D. Lack of Independence for Media Outlets 

Thirdly, the increasing lack of independence that media outlets and investigative journalism have— – as a result of them being too concerned with maintaining profitability at any cost— – which inevitably leaves aside social responsibility as a result. A prime example of this was with the “‘Panama Papers”’ scandal, and the way that the media chose to report on it: celebrities’ names were used in order to help the story of tax avoidance gain traction, when in reality these stars didn’t necessarily have anything to do with trying to avoid tax. 

The viral impact that ensued was based on all the celebrities that the media could find were “‘involved,”’, instead of reporting on the actual substance of the cases presented. For the majority of the public, celebrities’ reputations being at risk is more interesting to read about than the bigger issue of tax evasion and how it must be tackled. The reality is that many celebrities got no monetary advantages from offshore companies that they set up, but rather they have them for privacy reasons. The majority of leaked documents were in fact outdated and irrelevant from a legal point of view, and this was highlighted by the little legal impact that they actually had. 

III. Conclusion 

There is lot of work to be done to fight tax evasion and it is not going to be possible to properly crack down on it and find a solution unless the above issues are addressed by the public and private sector at both a national and international level.

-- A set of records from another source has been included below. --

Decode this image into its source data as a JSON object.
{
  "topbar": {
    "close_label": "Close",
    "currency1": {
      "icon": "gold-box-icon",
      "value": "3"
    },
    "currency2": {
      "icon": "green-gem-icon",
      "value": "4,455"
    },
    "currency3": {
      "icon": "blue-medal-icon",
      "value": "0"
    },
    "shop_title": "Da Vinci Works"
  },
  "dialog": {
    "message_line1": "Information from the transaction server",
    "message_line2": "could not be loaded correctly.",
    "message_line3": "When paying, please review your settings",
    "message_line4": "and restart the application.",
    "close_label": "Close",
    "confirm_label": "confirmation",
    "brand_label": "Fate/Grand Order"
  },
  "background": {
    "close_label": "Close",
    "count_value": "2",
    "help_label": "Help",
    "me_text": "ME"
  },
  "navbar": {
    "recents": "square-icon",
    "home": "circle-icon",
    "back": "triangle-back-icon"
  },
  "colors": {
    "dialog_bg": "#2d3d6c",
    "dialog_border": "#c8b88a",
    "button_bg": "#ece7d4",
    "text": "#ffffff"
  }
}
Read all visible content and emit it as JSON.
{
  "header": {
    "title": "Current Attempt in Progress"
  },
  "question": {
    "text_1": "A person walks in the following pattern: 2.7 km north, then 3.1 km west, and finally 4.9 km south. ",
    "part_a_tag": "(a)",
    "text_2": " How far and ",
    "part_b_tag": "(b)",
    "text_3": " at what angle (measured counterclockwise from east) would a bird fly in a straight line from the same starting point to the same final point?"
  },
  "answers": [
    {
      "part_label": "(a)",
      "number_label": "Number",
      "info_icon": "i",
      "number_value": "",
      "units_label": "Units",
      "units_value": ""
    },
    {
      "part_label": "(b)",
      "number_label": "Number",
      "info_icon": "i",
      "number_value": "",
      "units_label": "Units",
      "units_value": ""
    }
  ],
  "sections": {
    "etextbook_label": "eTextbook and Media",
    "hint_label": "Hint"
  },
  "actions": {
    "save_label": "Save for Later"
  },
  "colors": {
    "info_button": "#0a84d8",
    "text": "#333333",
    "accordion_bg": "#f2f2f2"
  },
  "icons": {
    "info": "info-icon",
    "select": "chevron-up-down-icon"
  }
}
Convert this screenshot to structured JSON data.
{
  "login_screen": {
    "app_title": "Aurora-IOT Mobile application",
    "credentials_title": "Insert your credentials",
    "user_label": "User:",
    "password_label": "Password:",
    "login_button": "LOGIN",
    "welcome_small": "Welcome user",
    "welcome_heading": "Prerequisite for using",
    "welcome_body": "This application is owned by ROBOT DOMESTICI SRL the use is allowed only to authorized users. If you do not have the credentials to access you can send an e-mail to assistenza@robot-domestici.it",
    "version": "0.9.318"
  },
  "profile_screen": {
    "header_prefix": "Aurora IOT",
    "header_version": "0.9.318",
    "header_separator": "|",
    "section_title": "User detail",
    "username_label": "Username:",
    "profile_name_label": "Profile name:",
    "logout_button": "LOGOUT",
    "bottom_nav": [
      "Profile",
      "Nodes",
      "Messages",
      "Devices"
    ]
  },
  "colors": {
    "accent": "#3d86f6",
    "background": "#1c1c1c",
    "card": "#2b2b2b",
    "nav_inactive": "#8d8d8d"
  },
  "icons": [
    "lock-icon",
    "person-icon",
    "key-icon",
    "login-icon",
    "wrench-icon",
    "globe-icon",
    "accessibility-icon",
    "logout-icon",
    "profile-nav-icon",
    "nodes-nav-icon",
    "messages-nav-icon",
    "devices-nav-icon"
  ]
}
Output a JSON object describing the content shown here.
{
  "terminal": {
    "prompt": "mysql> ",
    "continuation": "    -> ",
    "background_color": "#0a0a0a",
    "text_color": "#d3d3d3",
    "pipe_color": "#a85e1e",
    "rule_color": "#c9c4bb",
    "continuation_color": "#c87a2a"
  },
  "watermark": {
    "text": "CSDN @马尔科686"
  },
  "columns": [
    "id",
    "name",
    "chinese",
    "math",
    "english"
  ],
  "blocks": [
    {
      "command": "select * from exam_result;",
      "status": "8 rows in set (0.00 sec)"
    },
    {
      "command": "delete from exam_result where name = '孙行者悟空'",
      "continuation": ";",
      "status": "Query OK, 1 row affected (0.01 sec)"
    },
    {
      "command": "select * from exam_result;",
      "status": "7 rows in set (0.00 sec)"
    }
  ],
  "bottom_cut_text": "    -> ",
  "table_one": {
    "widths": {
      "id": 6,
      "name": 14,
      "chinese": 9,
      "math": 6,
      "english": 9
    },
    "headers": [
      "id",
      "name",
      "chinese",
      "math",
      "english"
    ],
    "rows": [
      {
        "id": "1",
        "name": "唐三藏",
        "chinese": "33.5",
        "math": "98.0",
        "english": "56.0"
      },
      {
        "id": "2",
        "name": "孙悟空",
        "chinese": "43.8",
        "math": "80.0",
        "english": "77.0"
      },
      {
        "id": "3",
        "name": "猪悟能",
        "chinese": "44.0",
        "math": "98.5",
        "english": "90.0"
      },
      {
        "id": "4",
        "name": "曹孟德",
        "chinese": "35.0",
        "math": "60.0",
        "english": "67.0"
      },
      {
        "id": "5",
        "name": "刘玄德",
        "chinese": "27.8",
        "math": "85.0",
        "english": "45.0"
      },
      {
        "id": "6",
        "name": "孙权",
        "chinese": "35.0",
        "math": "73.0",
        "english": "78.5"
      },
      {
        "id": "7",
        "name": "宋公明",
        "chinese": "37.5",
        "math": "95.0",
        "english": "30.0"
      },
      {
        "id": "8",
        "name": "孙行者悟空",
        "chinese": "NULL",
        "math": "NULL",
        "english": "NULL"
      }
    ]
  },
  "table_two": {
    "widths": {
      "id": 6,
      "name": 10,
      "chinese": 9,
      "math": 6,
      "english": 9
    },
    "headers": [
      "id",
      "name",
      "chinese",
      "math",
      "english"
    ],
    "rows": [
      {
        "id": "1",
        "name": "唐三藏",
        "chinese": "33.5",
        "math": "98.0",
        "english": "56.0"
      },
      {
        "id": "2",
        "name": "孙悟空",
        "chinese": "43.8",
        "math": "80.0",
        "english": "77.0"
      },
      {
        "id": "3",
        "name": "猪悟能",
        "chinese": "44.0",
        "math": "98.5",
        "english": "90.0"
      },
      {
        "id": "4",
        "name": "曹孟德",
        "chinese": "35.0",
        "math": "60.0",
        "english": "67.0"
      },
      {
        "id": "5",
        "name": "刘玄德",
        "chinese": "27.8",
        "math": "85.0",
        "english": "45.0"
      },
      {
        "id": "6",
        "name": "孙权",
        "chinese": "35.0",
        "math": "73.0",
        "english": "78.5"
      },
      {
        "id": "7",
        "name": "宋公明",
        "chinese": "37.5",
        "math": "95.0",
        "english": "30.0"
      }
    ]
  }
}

It is very important that the States and tax professionals bear in mind that narrowing the space for tax avoidance is the only way forward to successfully restoring public confidence in both the tax system and tax institutions. 
Not only does confidence need to be restored in these areas quite desperately, but as a wider issue, public confidence and reliance on the rule of law needs to be restored. Taking these kinds of measures will assure JITSIC and other related meetings are worthwhile and may actually have a shot at tackling this global issue. Until then, these meetings are not going to achieve their ultimate goal of eliminating the worldwide problem of tax evasion. 

León Fernando del Canto is Managing Partner at Del Canto Chambers